late June, with Lassen Peak in the background.
Above right: Lassen Peak and Manzanita Lake, one of my favorite places in
Above left: Snow plants. These are
saprophytes like mushrooms and don't have
Above right: I've been going to evening campfire shows at this very
amphitheatre in Lassen since I was a little kid.
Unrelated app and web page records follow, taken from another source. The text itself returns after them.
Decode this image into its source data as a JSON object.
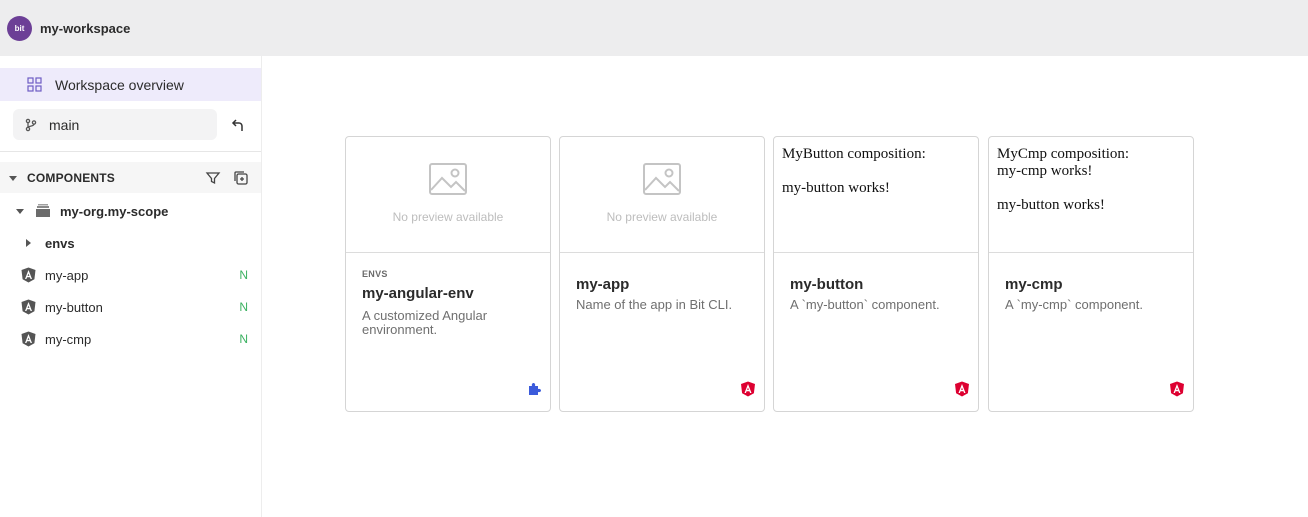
{
  "topbar": {
    "logo_text": "bit",
    "workspace_name": "my-workspace"
  },
  "sidebar": {
    "overview_label": "Workspace overview",
    "lane_label": "main",
    "components_header": "COMPONENTS",
    "scope": {
      "name": "my-org.my-scope"
    },
    "tree": [
      {
        "label": "envs",
        "type": "folder"
      },
      {
        "label": "my-app",
        "status": "N",
        "icon": "angular-icon"
      },
      {
        "label": "my-button",
        "status": "N",
        "icon": "angular-icon"
      },
      {
        "label": "my-cmp",
        "status": "N",
        "icon": "angular-icon"
      }
    ]
  },
  "cards": [
    {
      "preview_text": "No preview available",
      "tag": "ENVS",
      "title": "my-angular-env",
      "description": "A customized Angular environment.",
      "badge_icon": "env-puzzle-icon"
    },
    {
      "preview_text": "No preview available",
      "title": "my-app",
      "description": "Name of the app in Bit CLI.",
      "badge_icon": "angular-icon"
    },
    {
      "preview_lines": [
        "MyButton composition:",
        "",
        "my-button works!"
      ],
      "title": "my-button",
      "description": "A `my-button` component.",
      "badge_icon": "angular-icon"
    },
    {
      "preview_lines": [
        "MyCmp composition:",
        "my-cmp works!",
        "",
        "my-button works!"
      ],
      "title": "my-cmp",
      "description": "A `my-cmp` component.",
      "badge_icon": "angular-icon"
    }
  ],
  "colors": {
    "brand": "#6c3f96",
    "selected_bg": "#eeebfb",
    "new_status": "#3cb262",
    "angular_red": "#dd0031",
    "env_blue": "#3b5bdb"
  }
}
Everybody sing:
"She'll be comin' round the mountain..."
1, 2002 (Looking Glass Rock, Utah)
18, 2002 -- Part 2 (Port Orford, Oregon)
18, 2002 -- Part 1 (Port Orford, Oregon)
22, 2002 (Bellingham, Washington)
7, 2002 (Sydney, Australia)
4, 2002 (Coffs Harbour, Australia)
1, 2002 (Hervey Bay, Australia)
28, 2002 (Airlie Beach, Australia)
25, 2002 (Port Douglas, Australia)
16, 2002 (Winton, Australia)
13, 2002 (Alice Springs, Australia)
11, 2002 (Ayers Rock, Australia)
8, 2002 (Coober Pedy, Australia)
5, 2002 (Port Augusta, Australia)
1, 2002 -- Part 2 (Robe, Australia)
1, 2002 -- Part 1 (Robe, Australia)
18, 2002 (Bega, Australia)
7, 2002 (Auckland, New Zealand)
2, 2002 -- Part 2 (Taupo, New Zealand)
2, 2002 -- Part 1 (Taupo, New Zealand)
25, 2002 (Hokitika, New Zealand)
20, 2002 (Geraldine, New Zealand)
16, 2002 (Te Anau, New Zealand)
12, 2002 -- Part 2 (Dunedin, New Zealand)
12, 2002 -- Part 1 (Dunedin, New Zealand)
1, 2002 -- Part 2 (Christchurch, New Zealand)
1, 2002 -- Part 1 (Christchurch, New Zealand)
24, 2001 (Wellington, New Zealand)
20, 2001 (Auckland, New Zealand)
16, 2001 (Auckland, New Zealand)
14, 2001 (Aitutaki, Cook Islands)
10, 2001 (Rarotonga, Cook Islands)
3, 2001 -- Part 2 (Bellingham, Washington)
3, 2001 -- Part 1 (Bellingham, Washington)
18, 2001 -- Part 3 (Bismarck, North Dakota)
18, 2001 -- Part 2 (Bismarck, North Dakota)
18, 2001 -- Part 1 (Bismarck, North Dakota)
6, 2001 (Fort Lincoln State Park, North Dakota)
30, 2001 -- Part 2 (Bismarck, North Dakota)
30, 2001 -- Part 1 (Bismarck, North Dakota)
September 15, 2001 (Bismarck, North Dakota)
30, 2001 (Webster, South Dakota)
18, 2001 (Watertown South Dakota)
17, 2001 (Walnut Grove, Minnesota)
14, 2001 (Minneapolis, Minnesota)
10, 2001 (Battle Creek, Michigan)
8, 2001 (12 Days in Syracuse: Part 2)
8, 2001 (12 Days in Syracuse: Part 1)
6, 2001 (Manlius, New York)
23, 2001 (Middleton, Massachusetts)
22, 2001 (Boston, Massachusetts)
20, 2001 (Pomfret, Connecticut)
18, 2001 (Denton, Maryland)
16, 2001 (Cumberland, Virginia)
14, 2001 (Roanoke, Virginia)
9, 2001 (Sevierville, Tennessee)
8, 2001 (Fontana Lake, North Carolina)
5, 2001 (Manchester, Tennessee)
30, 2001 (Hohenwald, Tennessee)
29, 2001 (Corinth, Mississippi)
27, 2001 (Natchez, Mississippi)
24, 2001 (Austin, Texas)
20, 2001 (Canyon de Chelly, Arizona)
18, 2001 (Clay Canyon, Utah)
15, 2001 -- Part 2 (Zion Nat'l Park, Utah)
15, 2001 -- Part 1 (Zion Nat'l Park, Utah)
14, 2001 (San Diego, California)
11, 2001 (San Jose, California)
2, 2001 (Bellingham, Washington)
19, 2001 (Hillsboro, Oregon)
30, 2001 (Hillsboro, Oregon)
19, 2001 (Bellingham, Washington)
5, 2001 (Bellingham, Washington)